### TASK REQUIREMENTS
The entries below are to be written out exactly, with no images included.

### RECORDS SHOWN

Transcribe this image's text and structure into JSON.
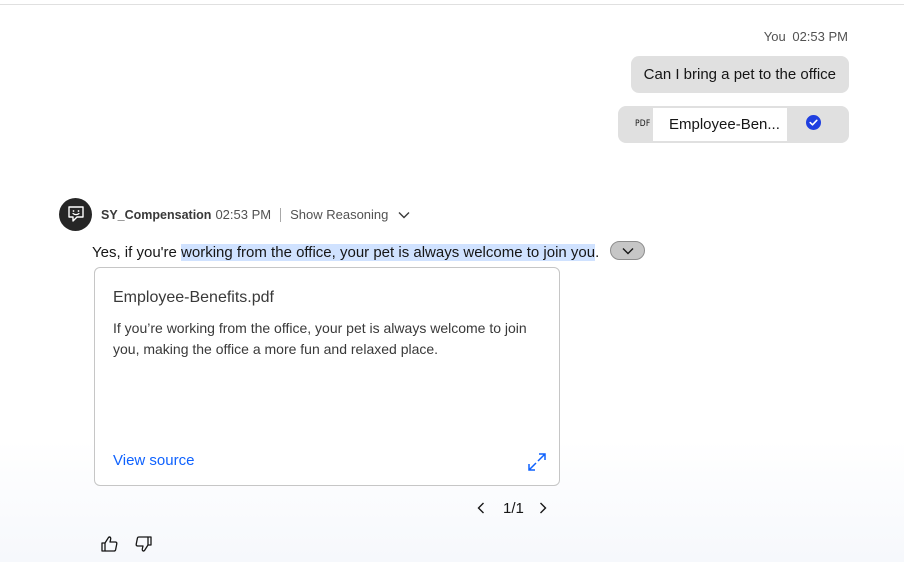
{
  "user_message": {
    "sender": "You",
    "time": "02:53 PM",
    "text": "Can I bring a pet to the office",
    "attachment": {
      "type_icon": "pdf-icon",
      "type_label": "PDF",
      "file_name": "Employee-Ben...",
      "status_icon": "checkmark-filled-icon",
      "status_color": "#1f3fe0"
    }
  },
  "bot_message": {
    "avatar_icon": "chat-bot-icon",
    "name": "SY_Compensation",
    "time": "02:53 PM",
    "reasoning_label": "Show Reasoning",
    "answer_prefix": "Yes, if you're ",
    "answer_highlight": "working from the office, your pet is always welcome to join you",
    "answer_suffix": ".",
    "highlight_color": "#d0e2ff",
    "citation": {
      "title": "Employee-Benefits.pdf",
      "excerpt": "If you’re working from the office, your pet is always welcome to join you, making the office a more fun and relaxed place.",
      "link_label": "View source",
      "link_color": "#0f62fe"
    },
    "pagination": {
      "label": "1/1"
    }
  }
}
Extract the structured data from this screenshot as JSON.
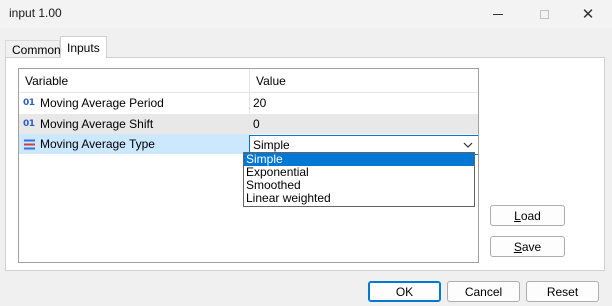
{
  "window": {
    "title": "input 1.00",
    "close_glyph": "✕"
  },
  "tabs": [
    {
      "label": "Common"
    },
    {
      "label": "Inputs"
    }
  ],
  "grid": {
    "columns": [
      "Variable",
      "Value"
    ],
    "rows": [
      {
        "icon": "int-type-icon",
        "icon_text": "01",
        "variable": "Moving Average Period",
        "value": "20"
      },
      {
        "icon": "int-type-icon",
        "icon_text": "01",
        "variable": "Moving Average Shift",
        "value": "0"
      },
      {
        "icon": "enum-type-icon",
        "variable": "Moving Average Type",
        "value": "Simple"
      }
    ]
  },
  "dropdown": {
    "selected": "Simple",
    "options": [
      "Simple",
      "Exponential",
      "Smoothed",
      "Linear weighted"
    ]
  },
  "side_buttons": {
    "load_prefix": "",
    "load_ul": "L",
    "load_rest": "oad",
    "save_prefix": "",
    "save_ul": "S",
    "save_rest": "ave"
  },
  "footer": {
    "ok": "OK",
    "cancel": "Cancel",
    "reset": "Reset"
  },
  "colors": {
    "accent": "#0078d4",
    "selection": "#cce8ff",
    "type_icon": "#2d5ec8"
  }
}
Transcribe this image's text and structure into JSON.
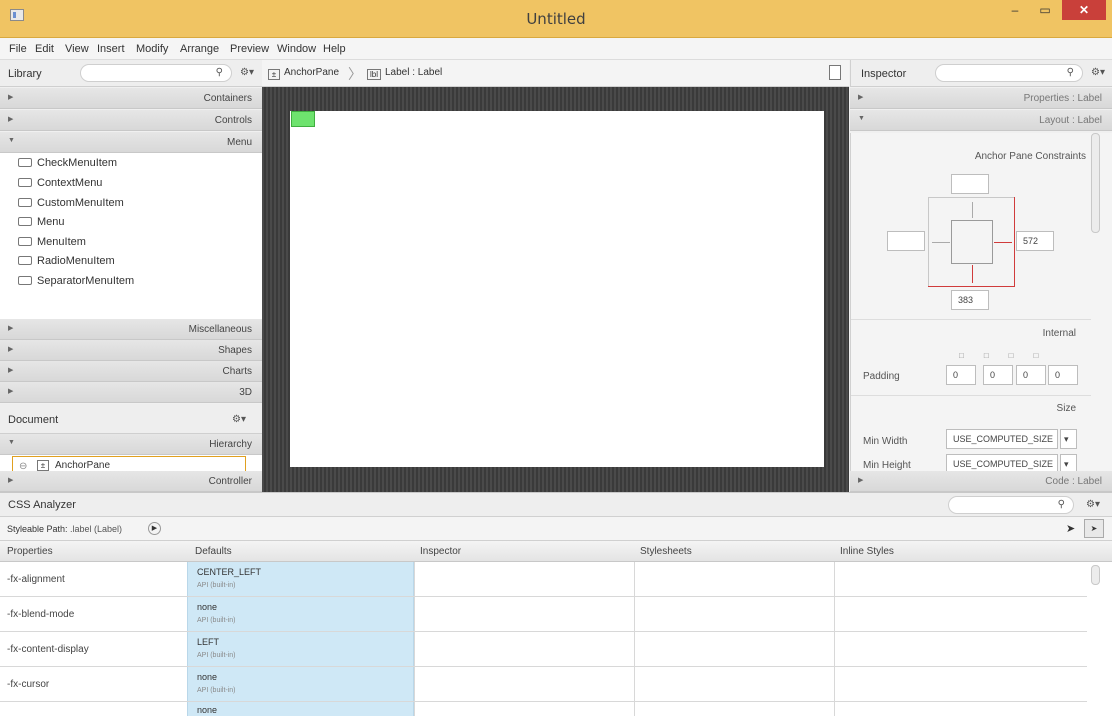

### SOLVED PROBLEM
Transcribe this image's text and structure into JSON.
{
  "user_message": {
    "sender": "You",
    "time": "02:53 PM",
    "text": "Can I bring a pet to the office",
    "attachment": {
      "type_icon": "pdf-icon",
      "type_label": "PDF",
      "file_name": "Employee-Ben...",
      "status_icon": "checkmark-filled-icon",
      "status_color": "#1f3fe0"
    }
  },
  "bot_message": {
    "avatar_icon": "chat-bot-icon",
    "name": "SY_Compensation",
    "time": "02:53 PM",
    "reasoning_label": "Show Reasoning",
    "answer_prefix": "Yes, if you're ",
    "answer_highlight": "working from the office, your pet is always welcome to join you",
    "answer_suffix": ".",
    "highlight_color": "#d0e2ff",
    "citation": {
      "title": "Employee-Benefits.pdf",
      "excerpt": "If you’re working from the office, your pet is always welcome to join you, making the office a more fun and relaxed place.",
      "link_label": "View source",
      "link_color": "#0f62fe"
    },
    "pagination": {
      "label": "1/1"
    }
  }
}
Extract the structured data from this screenshot as JSON.
{
  "window": {
    "title": "input 1.00",
    "close_glyph": "✕"
  },
  "tabs": [
    {
      "label": "Common"
    },
    {
      "label": "Inputs"
    }
  ],
  "grid": {
    "columns": [
      "Variable",
      "Value"
    ],
    "rows": [
      {
        "icon": "int-type-icon",
        "icon_text": "01",
        "variable": "Moving Average Period",
        "value": "20"
      },
      {
        "icon": "int-type-icon",
        "icon_text": "01",
        "variable": "Moving Average Shift",
        "value": "0"
      },
      {
        "icon": "enum-type-icon",
        "variable": "Moving Average Type",
        "value": "Simple"
      }
    ]
  },
  "dropdown": {
    "selected": "Simple",
    "options": [
      "Simple",
      "Exponential",
      "Smoothed",
      "Linear weighted"
    ]
  },
  "side_buttons": {
    "load_prefix": "",
    "load_ul": "L",
    "load_rest": "oad",
    "save_prefix": "",
    "save_ul": "S",
    "save_rest": "ave"
  },
  "footer": {
    "ok": "OK",
    "cancel": "Cancel",
    "reset": "Reset"
  },
  "colors": {
    "accent": "#0078d4",
    "selection": "#cce8ff",
    "type_icon": "#2d5ec8"
  }
}
Transcribe this image's text and structure into JSON.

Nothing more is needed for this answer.